whenshebelieves:

Hi everyone.
I am pretty down in the dumps about school lately. I hope you all don't mind if I vent for a minute or two.
I have always been a pretty decent writer, my speeds did not take long to attain until I started getting very anxious and nervous during testing. I completely freeze when my teacher is dictating tests to us now. I syke myself out the whole time, then get behind and lose it. I have no idea what brought this on except pressure I place on myself when I see other students who started after me passing me in speeds. (& of course people asking me WHEN ARE YOU GRADUATING?) My 2 year mark was up in the beginning of April and ever since then [and a little before] I am in a rut. Our teachers preach 4 hour nightly practice, but never once have I done that.
I am currently at 180 LIT, 200 JURY, and 200 Q&A with one test to go before I am in 225.

I guess I am just looking for any success stories you all have, or any words of advice and wisdom on what I can do to break through this mess and possibly see graduating in my future ;(

Wed, May. 7th, 2008 09:11 pm (UTC)
trishwish

First off, just remember that it takes time to develop speed and you can't guarantee yourself to write 200 words a minute within a certain amount of time, no matter how many years you've been in school. It takes A LOT of practice, and everyone is different as far as progressing in speed. People get stuck at different levels. I've seen it happen mostly at the speeds of 160/180, and that was also the level I was at the longest. When you sign up in school, they tell you it's possible to get out of school within two years, but everyone is different, and when it's your time, it's your time. DON'T GIVE UP! There were many times out of frustration I wanted to quit, but then I would think about how much time, money and effort I'd put into it, and that kept me focused on my goal. Trust me, it's all worth it in the end. I've been working as a court reporter now for two years, and I can't tell you how much I love my job and how rewarding it is! It's worth it. Don't give up!

As far as test anxiety, what helped me with that was during practice dictation, in my mind, I treated each take as if it were a test.
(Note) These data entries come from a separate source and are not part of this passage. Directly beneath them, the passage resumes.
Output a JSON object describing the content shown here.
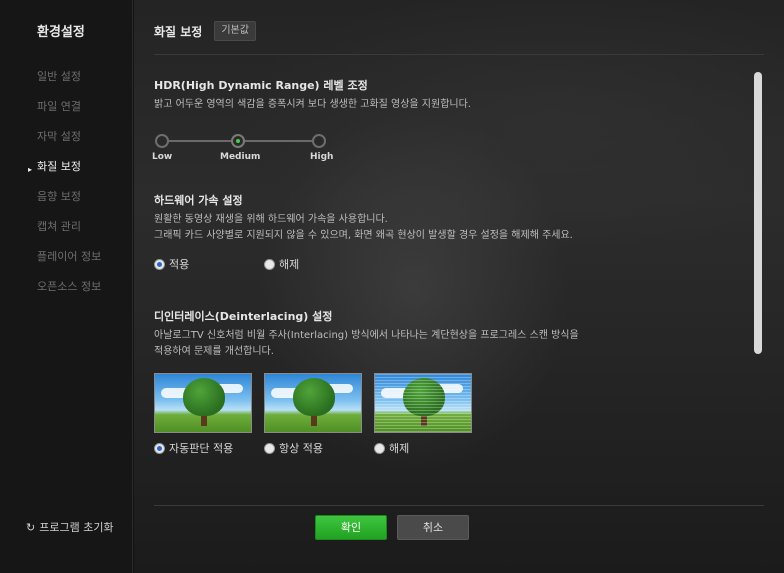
{
  "sidebar": {
    "title": "환경설정",
    "items": [
      {
        "label": "일반 설정"
      },
      {
        "label": "파일 연결"
      },
      {
        "label": "자막 설정"
      },
      {
        "label": "화질 보정"
      },
      {
        "label": "음향 보정"
      },
      {
        "label": "캡쳐 관리"
      },
      {
        "label": "플레이어 정보"
      },
      {
        "label": "오픈소스 정보"
      }
    ],
    "active_arrow": "▸",
    "reset_icon": "↻",
    "reset_label": "프로그램 초기화"
  },
  "main": {
    "title": "화질 보정",
    "default_button": "기본값",
    "hdr": {
      "title": "HDR(High Dynamic Range) 레벨 조정",
      "desc": "밝고 어두운 영역의 색감을 증폭시켜 보다 생생한 고화질 영상을 지원합니다.",
      "levels": [
        "Low",
        "Medium",
        "High"
      ],
      "selected": "Medium"
    },
    "hw": {
      "title": "하드웨어 가속 설정",
      "desc1": "원활한 동영상 재생을 위해 하드웨어 가속을 사용합니다.",
      "desc2": "그래픽 카드 사양별로 지원되지 않을 수 있으며, 화면 왜곡 현상이 발생할 경우 설정을 해제해 주세요.",
      "options": [
        "적용",
        "해제"
      ],
      "selected": "적용"
    },
    "deint": {
      "title": "디인터레이스(Deinterlacing) 설정",
      "desc1": "아날로그TV 신호처럼 비월 주사(Interlacing) 방식에서 나타나는 계단현상을 프로그레스 스캔 방식을",
      "desc2": "적용하여 문제를 개선합니다.",
      "options": [
        "자동판단 적용",
        "항상 적용",
        "해제"
      ],
      "selected": "자동판단 적용"
    },
    "ok_button": "확인",
    "cancel_button": "취소"
  },
  "colors": {
    "accent_green": "#2fb52f",
    "radio_selected": "#2b66c8"
  }
}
Also, it's very important to breathe! If you feel your muscles start to tense up, try to relax and breathe. You could also practice on your own with dictation RPR tapes.

Good luck!